World life expectancy has risen by around 20 years in the last 50 years. This period has also witnessed rising happiness levels around the world suggesting that happiness might be one of the causes behind the decline in mortality. We investigate the relationship between happiness and mortality using the German Socio-Economic Panel. We consider doctor visits, self-reported health, and presence of chronic illness as health measures. After controlling for initial health conditions, we find that happiness extends life expectancy. 10 percent increase in happiness decreases probability of death by four percent, and this effect is more pronounced for men and younger people. Happiness plays a more important role for chronically ill people in decreasing mortality than for those who are not chronically ill. The positive influence of happiness on mortality can offset the negative impact of chronic illness. Marriage decreases mortality and this effect appears to work through increased happiness.
Source: “Why is the world getting older?

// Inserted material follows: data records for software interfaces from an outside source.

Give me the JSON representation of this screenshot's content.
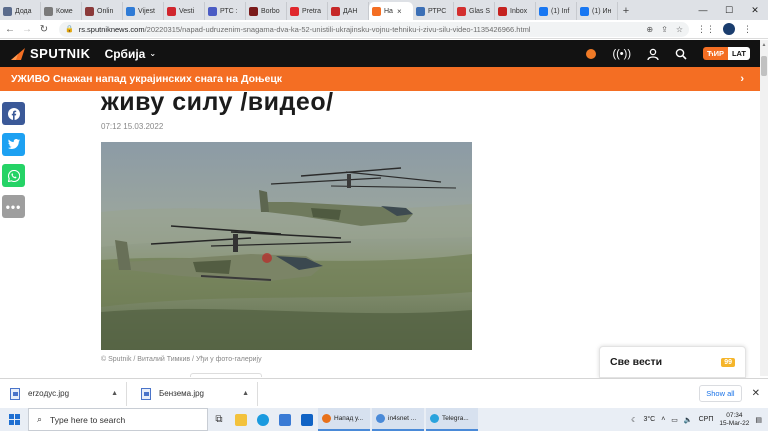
{
  "browser": {
    "tabs": [
      {
        "label": "Дода",
        "color": "#5a6b8c"
      },
      {
        "label": "Коме",
        "color": "#7a7a7a"
      },
      {
        "label": "Onlin",
        "color": "#8b3a3a"
      },
      {
        "label": "Vijest",
        "color": "#2f7bd6"
      },
      {
        "label": "Vesti",
        "color": "#d0262e"
      },
      {
        "label": "РТС :",
        "color": "#4b5cc4"
      },
      {
        "label": "Borbo",
        "color": "#7a1a1a"
      },
      {
        "label": "Pretra",
        "color": "#e0282e"
      },
      {
        "label": "ДАН",
        "color": "#c62828"
      },
      {
        "label": "На",
        "color": "#f46e23",
        "active": true
      },
      {
        "label": "РТРС",
        "color": "#3b6fb6"
      },
      {
        "label": "Glas S",
        "color": "#d32f2f"
      },
      {
        "label": "Inbox",
        "color": "#c5221f"
      },
      {
        "label": "(1) Inf",
        "color": "#1877f2"
      },
      {
        "label": "(1) Ин",
        "color": "#1877f2"
      }
    ],
    "active_tab_close": "×",
    "new_tab": "+",
    "window_controls": {
      "minimize": "—",
      "maximize": "☐",
      "close": "✕"
    },
    "url_host": "rs.sputniknews.com",
    "url_path": "/20220315/napad-udruzenim-snagama-dva-ka-52-unistili-ukrajinsku-vojnu-tehniku-i-zivu-silu-video-1135426966.html"
  },
  "site": {
    "logo_text": "SPUTNIK",
    "region": "Србија",
    "script_cyr": "ЋИР",
    "script_lat": "LAT",
    "live_banner": "УЖИВО Снажан напад украјинских снага на Доњецк"
  },
  "article": {
    "headline_fragment": "живу силу /видео/",
    "date": "07:12 15.03.2022",
    "photo_caption": "© Sputnik / Виталий Тимкив / Уђи у фото-галерију"
  },
  "all_news": {
    "label": "Све вести",
    "count": "99"
  },
  "downloads": {
    "items": [
      "erzoдус.jpg",
      "Бензема.jpg"
    ],
    "show_all": "Show all",
    "close": "✕"
  },
  "taskbar": {
    "search_placeholder": "Type here to search",
    "windows": [
      {
        "label": "Напад у...",
        "color": "#e8711a"
      },
      {
        "label": "in4snet ...",
        "color": "#4a8ad8"
      },
      {
        "label": "Telegra...",
        "color": "#2aa3dd"
      }
    ],
    "weather": "3°C",
    "language": "СРП",
    "time": "07:34",
    "date": "15-Mar-22"
  },
  "colors": {
    "sputnik_orange": "#f46e23",
    "header_black": "#121212",
    "facebook": "#3b5998",
    "twitter": "#1da1f2",
    "whatsapp": "#25d366",
    "more": "#9e9e9e"
  }
}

The influence of happiness on mortality” from Deakin University, Economic Series
Digests of posts:
Does giving really make us happier than receiving?